SHELDON—The ball is rolling for a soccer program at Northwest Iowa Community College after its board of trustees unanimously approved a sharing agreement with the Sheldon School District for a new turf field.
Donors are aligned and everything is moving onside for the Sheldon two-year institution’s second varsity sport after adding a shooting team in the spring 2019.
NCC president John Hartog led a discussion on the probable program at the Sept. 21 board meeting. He stressed that he was not looking for approval of a soccer program. Instead, he wanted the board’s blessing for a public-entity agreement with the Sheldon School District, known as a 28E agreement.
“The decision before you today is not a decision regarding soccer per se, but it is soccer that brings about this decision that we present to you for your consideration,” Hartog told the trustees.
The pitch still centered around the sport, though.
Rumblings of Thunder soccer have rolled through the NCC administration for years. President emeritus Alethea Stubbe told The REVIEW it was one of the few things she wished she had accomplished but did not during her time at the helm.
Her successor said the pieces are finally coming together. Just days after the board meeting, Sanford Health and Premier Communications donated $150,000 and $50,000, respectively, to the turf field. On Oct. 5, Citizens State Bank also announced a $50,000 contribution.
Hartog mentioned perennial themes of the community college, synergy and partnership, as key reasons for NCC to get on board. The field would give the college access to a high-quality game and practice field, lockers rooms and more.

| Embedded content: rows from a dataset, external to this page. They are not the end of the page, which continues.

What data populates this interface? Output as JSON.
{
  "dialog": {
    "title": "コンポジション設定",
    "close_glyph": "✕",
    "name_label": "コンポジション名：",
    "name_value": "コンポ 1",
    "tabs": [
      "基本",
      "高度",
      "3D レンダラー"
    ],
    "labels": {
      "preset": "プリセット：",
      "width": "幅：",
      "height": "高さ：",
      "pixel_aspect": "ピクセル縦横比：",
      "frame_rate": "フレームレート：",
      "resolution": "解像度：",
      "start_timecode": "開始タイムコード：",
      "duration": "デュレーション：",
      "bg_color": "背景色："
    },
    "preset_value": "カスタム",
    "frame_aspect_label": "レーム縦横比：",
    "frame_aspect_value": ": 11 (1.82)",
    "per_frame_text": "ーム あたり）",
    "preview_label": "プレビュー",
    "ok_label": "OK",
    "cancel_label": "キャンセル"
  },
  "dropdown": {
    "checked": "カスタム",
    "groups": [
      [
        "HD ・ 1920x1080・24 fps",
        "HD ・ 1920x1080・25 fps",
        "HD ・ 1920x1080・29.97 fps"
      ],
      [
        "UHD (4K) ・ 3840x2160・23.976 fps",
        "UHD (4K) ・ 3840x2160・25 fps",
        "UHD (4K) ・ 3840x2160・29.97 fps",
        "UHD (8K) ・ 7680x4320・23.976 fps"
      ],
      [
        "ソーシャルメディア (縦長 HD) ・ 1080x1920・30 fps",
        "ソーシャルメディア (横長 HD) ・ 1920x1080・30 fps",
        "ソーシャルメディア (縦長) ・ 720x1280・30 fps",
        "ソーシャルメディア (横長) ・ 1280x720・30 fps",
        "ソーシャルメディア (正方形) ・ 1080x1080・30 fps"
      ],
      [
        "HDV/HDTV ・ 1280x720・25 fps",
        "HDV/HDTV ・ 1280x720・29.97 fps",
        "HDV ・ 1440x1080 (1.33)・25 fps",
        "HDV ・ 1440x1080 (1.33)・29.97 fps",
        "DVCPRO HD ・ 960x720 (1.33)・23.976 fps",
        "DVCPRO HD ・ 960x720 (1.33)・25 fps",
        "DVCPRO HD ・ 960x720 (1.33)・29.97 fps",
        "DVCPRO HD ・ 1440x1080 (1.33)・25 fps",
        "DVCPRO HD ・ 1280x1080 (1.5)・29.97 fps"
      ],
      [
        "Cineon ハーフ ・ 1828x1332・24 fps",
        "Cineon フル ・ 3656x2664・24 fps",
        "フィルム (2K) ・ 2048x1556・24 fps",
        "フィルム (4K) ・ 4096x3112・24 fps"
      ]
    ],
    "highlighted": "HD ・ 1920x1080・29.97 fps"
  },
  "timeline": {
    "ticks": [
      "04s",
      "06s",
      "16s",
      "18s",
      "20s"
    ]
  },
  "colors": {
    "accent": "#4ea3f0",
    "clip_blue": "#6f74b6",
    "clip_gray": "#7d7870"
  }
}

The entire facility is projected to cost $1.5 million, which includes a turf field and a new scoreboard at the Sheldon High School complex. NCC’s part of the bill would be $325,000, which Hartog said is “obviously less” than if the college were to decide to go it alone. About $1.1 million needed for the project already is raised, which includes NCC’s share.
“Really, from the college’s perspective, it would be a benefit to enter into that partnership,” he said.
Construction is slated to begin in the spring and be ready for Sheldon High School football game day by fall 2022. NCC would likely take at least one academic year after that and start playing in 2023 or 2024.
Trustees raised questions about cohabitation logistics with the school district, such as what would happen if there were scheduling conflicts.
Booking problems should be minimal since collegiate soccer is a fall sport while the high school soccer season kicks off in the spring. Concurrent kickoff times also won’t be an issue; most college soccer matches are played on Wednesdays and Saturdays, not interfering with Friday night high school football.
Hartog explained that many postsecondary athletic departments — especially ones near NCC’s size and location — have similar sharing agreements with their local school districts.
Program details are still forthcoming, Hartog said. He said the college would like to have men’s and women’s teams and use the sport as a way to recruit future students and promote a collegiate atmosphere at the two-year school.
“Part of the mission of a comprehensive community college is the further development of the individual, and part of that maturation process has to do with relationship building and the physicality of the body,” Hartog said. “That goal in recruitment goes also in hand with the fulfillment of our mission to enhance the collegiate experience.”
The president reiterated that the day’s decision was only about sharing the field, but said he is eager for it means for the future.
“We’re not asking for a document to be inked today, but we are asking for you to please let it be known that the college is delighted to be partnered with the local school on this exciting, gratifying endeavor,” he said.
The board approved the 28E agreement 7-0.
“NCC, as everyone knows, has a long and successful track record of making good things happen with limited resources,” Hartog said. “That model is guiding us, not just in this relationship and partnership, but in all that we do.”